The Greeks and the Hebrews used letters for numbers. Every letter in the Greek or Hebrew alphabet corresponded to a different number. For example, in Greek, the letter Alpha corresponded to the number 1, and the letter Theta compared to the number 9.
The other numeral system most known to people today is the Roman numeral system. They too used letters for numbers. The numeral conversion with our numerals today looked like this:
- I – 1
- V – 5
- X – 10
- L – 50
- C – 100
- M – 1000
Roman numerals do not use a place-value system. Instead, they write down their numbers from biggest to smallest. Let’s look at an example: 1998, which in Roman numerals we would write MCMXCVIII
We start with M. This stands for 1000. C follows it. Now, this could mean 1100 (1000 + 100). However, there is another M after the C. Because M is larger than C but comes after it, that says the C is working with the second M, rather than the first. (Yes it is a bit confusing!) So the C (100) is subtracted from the M (1000). So far then we have 1000 + 900 (1000-100).
We now move onto the next number, which is X. We could add X to 1900 we have so far.
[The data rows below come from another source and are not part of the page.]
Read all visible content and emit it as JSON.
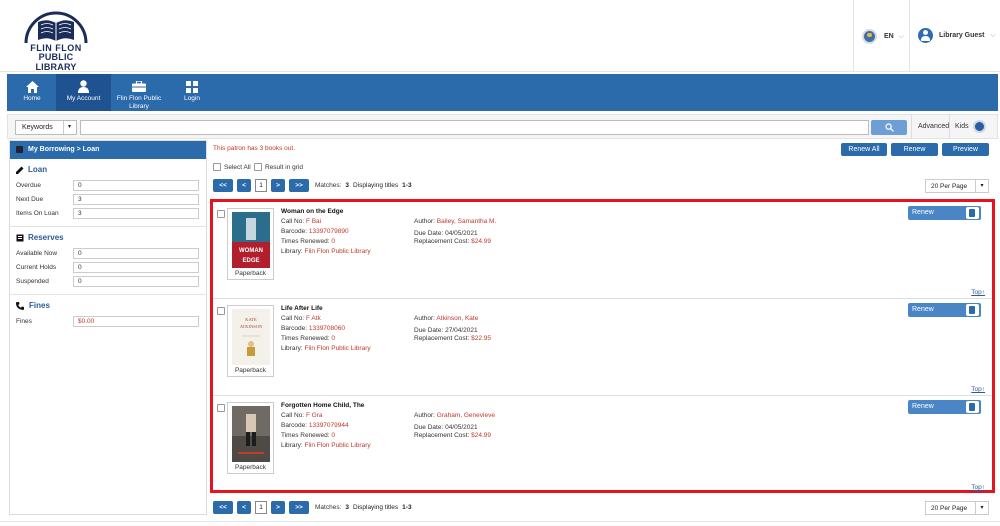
{
  "logo": {
    "line1": "FLIN FLON",
    "line2": "PUBLIC LIBRARY"
  },
  "header": {
    "language": "EN",
    "user": "Library Guest"
  },
  "nav": {
    "items": [
      {
        "label": "Home",
        "icon": "home-icon"
      },
      {
        "label": "My Account",
        "icon": "person-icon"
      },
      {
        "label": "Flin Flon Public Library",
        "icon": "briefcase-icon"
      },
      {
        "label": "Login",
        "icon": "grid-icon"
      }
    ]
  },
  "search": {
    "scope": "Keywords",
    "value": "",
    "advanced": "Advanced",
    "kids": "Kids"
  },
  "sidebar": {
    "breadcrumb": "My Borrowing > Loan",
    "loan": {
      "title": "Loan",
      "rows": [
        {
          "label": "Overdue",
          "value": "0"
        },
        {
          "label": "Next Due",
          "value": "3"
        },
        {
          "label": "Items On Loan",
          "value": "3"
        }
      ]
    },
    "reserves": {
      "title": "Reserves",
      "rows": [
        {
          "label": "Available Now",
          "value": "0"
        },
        {
          "label": "Current Holds",
          "value": "0"
        },
        {
          "label": "Suspended",
          "value": "0"
        }
      ]
    },
    "fines": {
      "title": "Fines",
      "rows": [
        {
          "label": "Fines",
          "value": "$0.00"
        }
      ]
    }
  },
  "content": {
    "notice": "This patron has 3 books out.",
    "renew_all": "Renew All",
    "renew": "Renew",
    "preview": "Preview",
    "select_all": "Select All",
    "result_grid": "Result in grid",
    "pager": {
      "first": "<<",
      "prev": "<",
      "page": "1",
      "next": ">",
      "last": ">>",
      "matches_label": "Matches:",
      "matches": "3",
      "displaying_label": "Displaying titles",
      "displaying": "1-3"
    },
    "per_page": "20 Per Page",
    "labels": {
      "call_no": "Call No:",
      "barcode": "Barcode:",
      "times_renewed": "Times Renewed:",
      "library": "Library:",
      "author": "Author:",
      "due_date": "Due Date:",
      "replacement_cost": "Replacement Cost:",
      "renew": "Renew",
      "top": "Top↑"
    },
    "items": [
      {
        "title": "Woman on the Edge",
        "format": "Paperback",
        "call_no": "F Bai",
        "barcode": "13397079890",
        "times_renewed": "0",
        "library": "Flin Flon Public Library",
        "author": "Bailey, Samantha M.",
        "due_date": "04/05/2021",
        "replacement_cost": "$24.99",
        "cover_text1": "WOMAN",
        "cover_text2": "EDGE"
      },
      {
        "title": "Life After Life",
        "format": "Paperback",
        "call_no": "F Atk",
        "barcode": "1339708060",
        "times_renewed": "0",
        "library": "Flin Flon Public Library",
        "author": "Atkinson, Kate",
        "due_date": "27/04/2021",
        "replacement_cost": "$22.95",
        "cover_text1": "KATE",
        "cover_text2": "ATKINSON"
      },
      {
        "title": "Forgotten Home Child, The",
        "format": "Paperback",
        "call_no": "F Gra",
        "barcode": "13397079944",
        "times_renewed": "0",
        "library": "Flin Flon Public Library",
        "author": "Graham, Genevieve",
        "due_date": "04/05/2021",
        "replacement_cost": "$24.99",
        "cover_text1": "",
        "cover_text2": ""
      }
    ]
  },
  "colors": {
    "primary": "#2b6aab",
    "accent_red": "#c0392b",
    "highlight": "#e8121e"
  }
}
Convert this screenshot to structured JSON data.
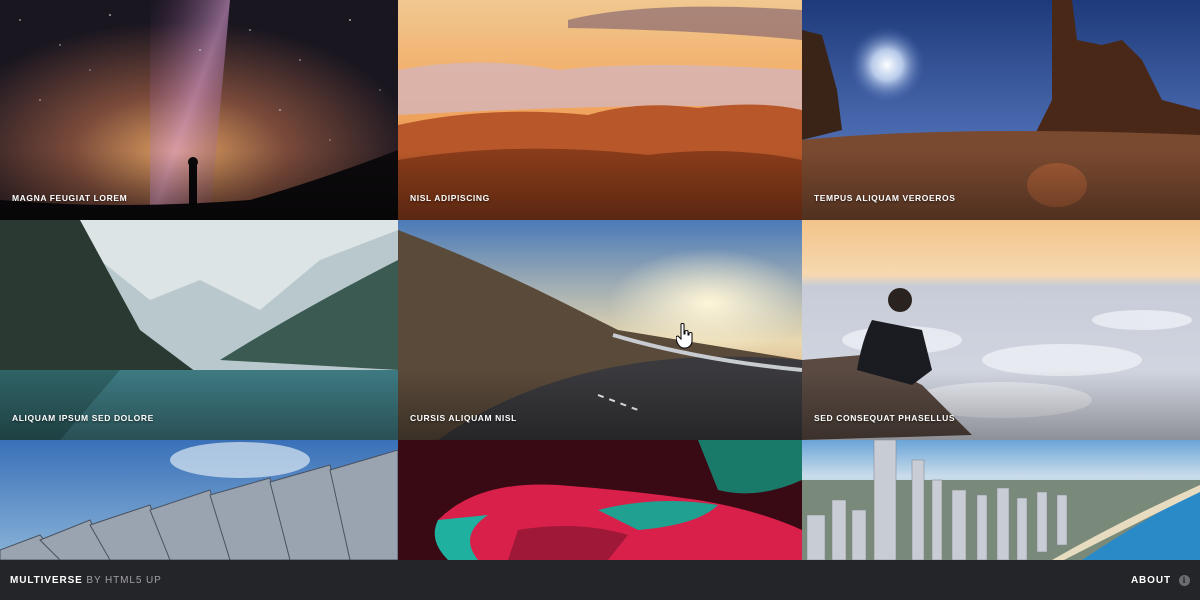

However, we need to look to the next numeral first. It is C, larger than X, so we have to subtract the X from C rather than add it to the MCM. 100 – 10 = 90, so the XC stands for 90. We now have 1990.
Next, we come to the V, which stands for 5. There are no larger numbers after it (they are I’s, 1s). So we add the V and the Is together (5 + 3 1s = 8). Thus you have 1000 + 900 + 90 + 8 = 1998. Quite a bit of work for what is only four numbers in our system!
Fortunately for us, we do not still use the Roman numeral system in common practice today. We use the Hindu system, which gets transmitted to us through the Arabic world of the Middle Ages.
It is uncertain when precisely Hindu numerals first came to the Islamic world of the Middle Ages. The Brahmasphutasiddhanta mentioned above came to Baghdad in the year 776 CE, and was presented before the current Caliph al-Mansur. This book then gets translated into Arabic
Two Muslim mathematicians contributed significantly to the use of Indian numerals: al-Khwarizmi of Persia and al-Kindi, both of whom worked in the first half of the 9th century CE.
Like the Hindus before them, Arabic mathematicians began to change the numerals as well as people use them over time. Before the development of the printing press, everything written had to be written by hand, and thus there was no universal uniformity. Scholars working far apart over long periods of time would eventually change the numerals even unknowingly but directly through a change of handwriting.
Use of Indian numerals in the Muslim world was limited primarily to mathematicians, however. Muslim scientists and astronomers generally used the older Babylonian system of numerals. It was in fact still in use until modern times in the Arabic world. Merchants also used a different numeral system, similar to that of the Greeks and Hebrews.
Arabic Numerals Come to Europe
The use of Arabic numerals in Europe is because of the Italian mathematician Fibonacci. In 1202 he published a book called Liber Acci, which taught Arabic numerals and Algebra and strongly advocated the use of Arabic numerals in society.
Before the time of Fibonacci, the primary numeral system used in Europe was the Roman system discussed above. Acceptance of the Arabic numerals pushed by Fibonacci took time to come, however. In fact, even today the Roman numeral system is still used, primarily in copyright dates for books and movies. This practice has been dying out, however, since it is so much easier to write, for example, 1998 than it is to write MCMXCVIII.
Use of the Hindu-Arabic numerals is now the standard number system throughout the world. With the development of the printing press in the 16th century, the digits have become standardised, and this has only increased with the growth of computers. Our numeral system will be with us for a long time, and it is unlikely that we will be seeing changes any time soon.